Psalming Like We Are Going to War

I remember the first time I heard a congregation sing a Psalm. It was a life-changing experience. My usual emphatic singing was silenced so that I could take in what was happening. I thought to myself: “I would go to war any day with this music in the background.” My friend who accompanied me on the trip called his wife immediately afterward and said: “Honey, these people sing like they mean it.” It’s been about 11 years since that experience and since then I have joined the angelic chorus of psalm-singers each Sunday, at home as often as we are able, with friends any time the opportunity arises and alone when I spot a hymnal near me. I cannot begin to tell you what this practice has done for my soul. It has brought me closer to biblical emotions rather than the sentimentalism of our day. And it has brought me closer to the heart of God. We will gather at 5:30 this afternoon to practice Zion’s songs.

“The Psalms are not only poetry in themselves; they are to be the cause of poetry in those who sing them, together and individually. They are God’s gifts to us so that we can be shaped as his gift to the world.” -N.T Wright

Psalm-Roaring

Psalm-Roaring

About four times a year Providence Church (CREC) in Pensacola,FL gathers for a special time of singing. In fact, we call it a “Psalm-Roar” to reflect the intense biblical fervor Christians should have when they sing Zion’s songs. We sing from five selected Psalms, eat and drink, and conclude with five more psalms. If you come from a Christian background where Psalm-singing is not practiced and are curious to experience it, we welcome you to join us at Northminster Presbyterian Church in Pensacola, Fl. We will begin at 5:30 PM on Friday (8th of June). If you would like to join us, please let me know. We would welcome you to roar with us! #20thwineandpsalmroar

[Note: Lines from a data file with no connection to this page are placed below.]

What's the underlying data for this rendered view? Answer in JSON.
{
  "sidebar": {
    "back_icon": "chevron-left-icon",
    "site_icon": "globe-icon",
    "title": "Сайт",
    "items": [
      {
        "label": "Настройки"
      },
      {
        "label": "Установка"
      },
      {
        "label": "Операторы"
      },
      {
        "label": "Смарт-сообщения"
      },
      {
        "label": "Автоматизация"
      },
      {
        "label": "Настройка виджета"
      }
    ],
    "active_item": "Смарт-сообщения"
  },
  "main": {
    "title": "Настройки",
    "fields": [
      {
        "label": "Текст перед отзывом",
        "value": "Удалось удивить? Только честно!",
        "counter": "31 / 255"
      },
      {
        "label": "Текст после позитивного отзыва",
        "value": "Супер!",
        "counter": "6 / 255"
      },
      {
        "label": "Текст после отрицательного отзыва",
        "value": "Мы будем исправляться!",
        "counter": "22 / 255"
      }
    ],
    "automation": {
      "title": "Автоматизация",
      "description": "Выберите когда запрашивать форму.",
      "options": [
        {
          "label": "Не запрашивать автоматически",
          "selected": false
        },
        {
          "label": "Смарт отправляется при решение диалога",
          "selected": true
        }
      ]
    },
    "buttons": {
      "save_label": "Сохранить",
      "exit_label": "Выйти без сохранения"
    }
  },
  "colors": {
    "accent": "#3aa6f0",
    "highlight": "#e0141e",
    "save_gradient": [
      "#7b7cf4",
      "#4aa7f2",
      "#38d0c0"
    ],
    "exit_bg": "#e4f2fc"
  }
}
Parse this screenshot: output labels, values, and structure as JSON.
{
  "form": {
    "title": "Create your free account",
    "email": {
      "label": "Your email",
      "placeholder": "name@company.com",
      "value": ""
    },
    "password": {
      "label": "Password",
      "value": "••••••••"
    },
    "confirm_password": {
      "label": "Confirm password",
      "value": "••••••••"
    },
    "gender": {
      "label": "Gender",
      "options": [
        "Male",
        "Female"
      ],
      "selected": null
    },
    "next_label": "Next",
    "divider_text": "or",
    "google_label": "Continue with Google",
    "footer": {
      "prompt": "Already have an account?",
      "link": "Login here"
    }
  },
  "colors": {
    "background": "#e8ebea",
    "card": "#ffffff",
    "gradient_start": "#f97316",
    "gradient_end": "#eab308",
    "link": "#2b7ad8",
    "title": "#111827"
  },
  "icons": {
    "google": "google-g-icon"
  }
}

Anxiety in the Home

The Scriptures warn us that worrying and anxiety are and will be constant temptations in our lives. But for those overcome by such high anxieties and worries, it is not easy to navigate such warnings. “Just trust” and “release your anxiety” can be helpful affirmations, but sometimes do not go to the heart of the matter. Anxiety can be rooted in a host of things, but what is important to know is that the spouse or the person who struggles and wars daily with anxiety controls the environment. An anxious husband/wife will control his environment and bring the household into the tension of his anxiety. He/she will expect others to join his anxiety as a way of soothing or sharing his own fears. An anxious leader creates a dangerous environment for grace to flourish. So, the first step in dealing with anxiety and worry is to affirm the power of such fears in your environment.

Eating at the Lord’s Table

Eating at the Lord’s Table

This morning we come to eat and drink of a meal that is different than any other meal. We may feast at the royal palace or the president’ private dining room, no earthly experience comes near the experience of eating with King Jesus. Jesus is not just here through the process of our memories of him. Jesus is here alive by the power of the Spirit ministering to us and calling us to his presence: man and woman, boys and girls, baptized in the Triune Name are welcome to eat and drink of this table. We are all covered by our Head Jesus Christ, and in him, we have abundant life.

Children’s Church?

Children’s Church?

Education must be a holistic endeavor. If that’s the case, then our children’s bodies and spirits need to be trained and nurtured. They need training that is intellectually rigorous and emotionally engaging. If you wish to be an unengaged parent, then your home gets the worldview you deserve. But if you see the world with biblical eyes, your children will see the wonder of creation as intended and taste and see the good of the Lord. This intentionality is the long-term view of parenting. It entails thinking through what kind of child you want to see at the age of 18.

If education is holistic, then education will–whether liturgical or academic–require a special parental effort. Teaching children to see the world means you are engaged with them in the exploration of the world. To train a child in the way that he should go requires parents who already know the way and are fervently seeking that way for their children. Christian education is anti-gnostic from beginning to end.